Brief
The records underneath are to be printed in full and exactly, with no pictures carried over.

Excerpted data
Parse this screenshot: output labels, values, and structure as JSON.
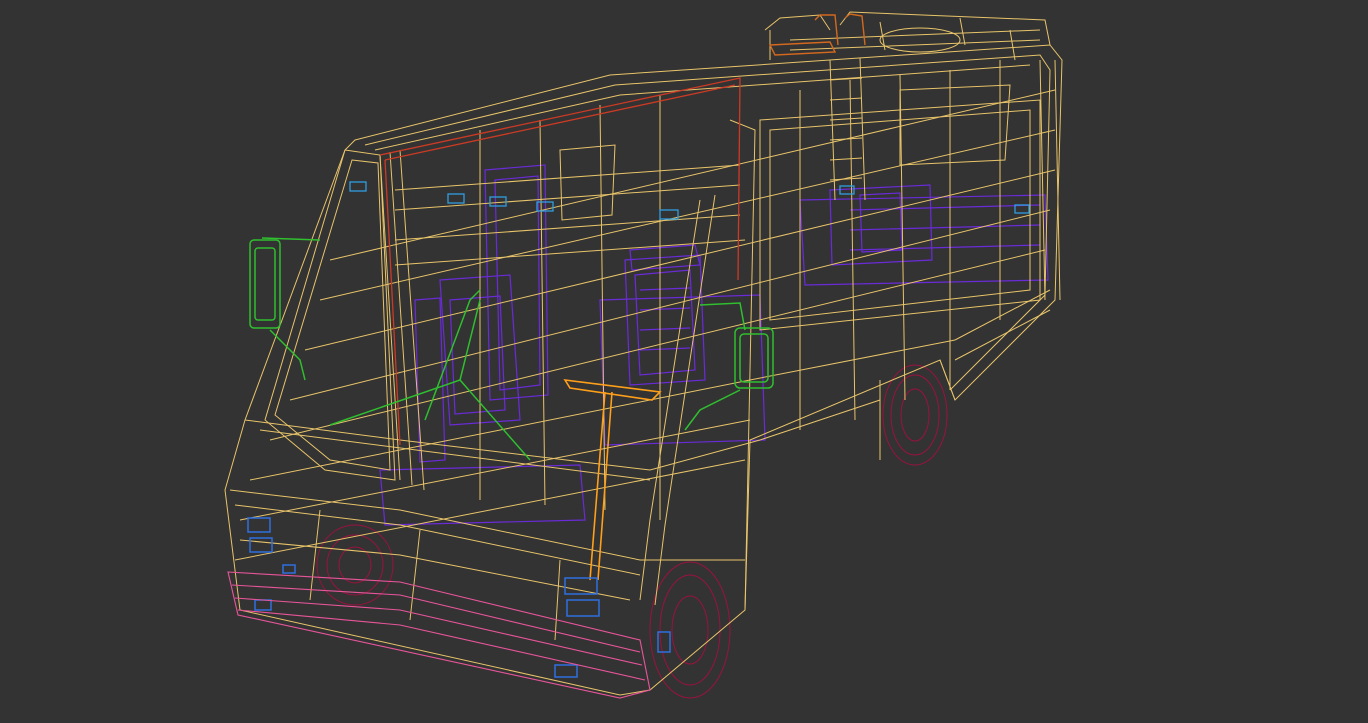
{
  "viewport": {
    "background": "#333333",
    "model": "wireframe-motorhome"
  },
  "colors": {
    "body": "#e8c46a",
    "trim_red": "#cc3a24",
    "interior": "#6a2bd8",
    "mirrors": "#2fbf2f",
    "steering": "#ff9f1a",
    "lights": "#2f6fe0",
    "bumper": "#e8559a",
    "wheels": "#9a1240",
    "ladder": "#d2691e"
  }
}
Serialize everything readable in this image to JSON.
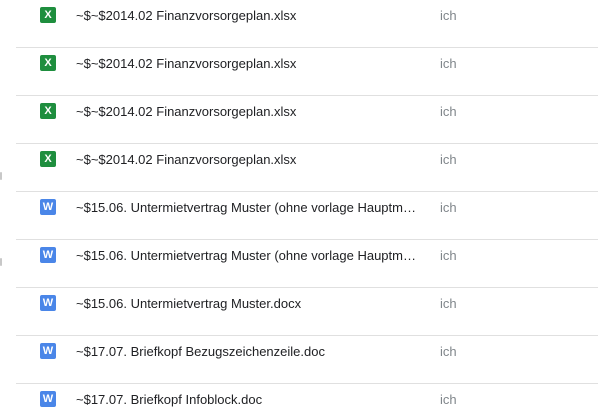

Output for this exercise
Parse this screenshot: output labels, values, and structure as JSON.
{
  "viewport": {
    "background": "#333333",
    "model": "wireframe-motorhome"
  },
  "colors": {
    "body": "#e8c46a",
    "trim_red": "#cc3a24",
    "interior": "#6a2bd8",
    "mirrors": "#2fbf2f",
    "steering": "#ff9f1a",
    "lights": "#2f6fe0",
    "bumper": "#e8559a",
    "wheels": "#9a1240",
    "ladder": "#d2691e"
  }
}
Serialize everything readable in this image to JSON.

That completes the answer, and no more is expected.